## [TASK ITEM]
Reproduce the entire listing word for word.
*** Opening of INFORMATION GIVEN ***
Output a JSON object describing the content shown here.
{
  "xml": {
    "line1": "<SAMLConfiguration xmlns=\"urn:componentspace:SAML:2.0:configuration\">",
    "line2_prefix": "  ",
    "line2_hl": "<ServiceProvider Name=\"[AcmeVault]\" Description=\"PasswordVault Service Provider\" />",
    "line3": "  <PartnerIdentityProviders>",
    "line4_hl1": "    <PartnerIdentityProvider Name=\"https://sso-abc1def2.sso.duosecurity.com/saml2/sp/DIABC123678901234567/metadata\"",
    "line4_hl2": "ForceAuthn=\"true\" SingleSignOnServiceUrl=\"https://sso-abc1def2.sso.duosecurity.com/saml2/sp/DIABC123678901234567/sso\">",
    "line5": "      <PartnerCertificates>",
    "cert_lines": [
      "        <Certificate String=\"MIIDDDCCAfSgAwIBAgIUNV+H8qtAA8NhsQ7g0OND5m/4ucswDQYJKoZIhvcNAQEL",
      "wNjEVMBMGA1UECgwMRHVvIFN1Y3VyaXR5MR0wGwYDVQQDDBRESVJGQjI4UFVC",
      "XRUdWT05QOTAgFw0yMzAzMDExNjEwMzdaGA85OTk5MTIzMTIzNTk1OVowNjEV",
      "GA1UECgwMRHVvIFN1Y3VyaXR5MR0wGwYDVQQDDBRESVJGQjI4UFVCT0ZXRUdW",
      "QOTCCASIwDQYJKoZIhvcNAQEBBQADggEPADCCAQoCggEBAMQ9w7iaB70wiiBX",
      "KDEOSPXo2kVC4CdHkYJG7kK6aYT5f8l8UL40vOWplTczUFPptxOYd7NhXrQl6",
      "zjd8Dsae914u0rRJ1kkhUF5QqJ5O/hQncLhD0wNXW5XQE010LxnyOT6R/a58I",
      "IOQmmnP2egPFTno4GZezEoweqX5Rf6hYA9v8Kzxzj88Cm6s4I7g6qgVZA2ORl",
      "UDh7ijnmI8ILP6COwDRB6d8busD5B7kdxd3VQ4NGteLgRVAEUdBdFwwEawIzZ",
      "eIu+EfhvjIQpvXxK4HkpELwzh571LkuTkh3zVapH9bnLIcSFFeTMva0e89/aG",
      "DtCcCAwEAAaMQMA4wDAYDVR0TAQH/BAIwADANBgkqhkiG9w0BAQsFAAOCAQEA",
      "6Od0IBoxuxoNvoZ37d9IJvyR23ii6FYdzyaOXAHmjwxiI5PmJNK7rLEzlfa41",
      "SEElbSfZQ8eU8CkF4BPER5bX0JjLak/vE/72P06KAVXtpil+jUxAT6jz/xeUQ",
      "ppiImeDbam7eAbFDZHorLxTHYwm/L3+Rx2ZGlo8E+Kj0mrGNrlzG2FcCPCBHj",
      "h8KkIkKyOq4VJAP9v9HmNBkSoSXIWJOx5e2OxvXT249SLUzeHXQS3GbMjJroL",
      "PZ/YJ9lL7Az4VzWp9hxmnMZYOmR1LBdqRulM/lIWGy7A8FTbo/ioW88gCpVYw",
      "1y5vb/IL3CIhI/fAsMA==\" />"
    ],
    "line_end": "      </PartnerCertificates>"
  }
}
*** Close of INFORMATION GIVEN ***
## [SOLUTION]
Output a JSON object describing the content shown here.
{
  "xml": {
    "line1": "<SAMLConfiguration xmlns=\"urn:componentspace:SAML:2.0:configuration\">",
    "line2_prefix": "  ",
    "line2_hl": "<ServiceProvider Name=\"[AcmeVault]\" Description=\"PasswordVault Service Provider\" />",
    "line3": "  <PartnerIdentityProviders>",
    "line4_hl1": "    <PartnerIdentityProvider Name=\"https://sso-abc1def2.sso.duosecurity.com/saml2/sp/DIABC123678901234567/metadata\"",
    "line4_hl2": "ForceAuthn=\"true\" SingleSignOnServiceUrl=\"https://sso-abc1def2.sso.duosecurity.com/saml2/sp/DIABC123678901234567/sso\">",
    "line5": "      <PartnerCertificates>",
    "cert_lines": [
      "        <Certificate String=\"MIIDDDCCAfSgAwIBAgIUNV+H8qtAA8NhsQ7g0OND5m/4ucswDQYJKoZIhvcNAQEL",
      "wNjEVMBMGA1UECgwMRHVvIFN1Y3VyaXR5MR0wGwYDVQQDDBRESVJGQjI4UFVC",
      "XRUdWT05QOTAgFw0yMzAzMDExNjEwMzdaGA85OTk5MTIzMTIzNTk1OVowNjEV",
      "GA1UECgwMRHVvIFN1Y3VyaXR5MR0wGwYDVQQDDBRESVJGQjI4UFVCT0ZXRUdW",
      "QOTCCASIwDQYJKoZIhvcNAQEBBQADggEPADCCAQoCggEBAMQ9w7iaB70wiiBX",
      "KDEOSPXo2kVC4CdHkYJG7kK6aYT5f8l8UL40vOWplTczUFPptxOYd7NhXrQl6",
      "zjd8Dsae914u0rRJ1kkhUF5QqJ5O/hQncLhD0wNXW5XQE010LxnyOT6R/a58I",
      "IOQmmnP2egPFTno4GZezEoweqX5Rf6hYA9v8Kzxzj88Cm6s4I7g6qgVZA2ORl",
      "UDh7ijnmI8ILP6COwDRB6d8busD5B7kdxd3VQ4NGteLgRVAEUdBdFwwEawIzZ",
      "eIu+EfhvjIQpvXxK4HkpELwzh571LkuTkh3zVapH9bnLIcSFFeTMva0e89/aG",
      "DtCcCAwEAAaMQMA4wDAYDVR0TAQH/BAIwADANBgkqhkiG9w0BAQsFAAOCAQEA",
      "6Od0IBoxuxoNvoZ37d9IJvyR23ii6FYdzyaOXAHmjwxiI5PmJNK7rLEzlfa41",
      "SEElbSfZQ8eU8CkF4BPER5bX0JjLak/vE/72P06KAVXtpil+jUxAT6jz/xeUQ",
      "ppiImeDbam7eAbFDZHorLxTHYwm/L3+Rx2ZGlo8E+Kj0mrGNrlzG2FcCPCBHj",
      "h8KkIkKyOq4VJAP9v9HmNBkSoSXIWJOx5e2OxvXT249SLUzeHXQS3GbMjJroL",
      "PZ/YJ9lL7Az4VzWp9hxmnMZYOmR1LBdqRulM/lIWGy7A8FTbo/ioW88gCpVYw",
      "1y5vb/IL3CIhI/fAsMA==\" />"
    ],
    "line_end": "      </PartnerCertificates>"
  }
}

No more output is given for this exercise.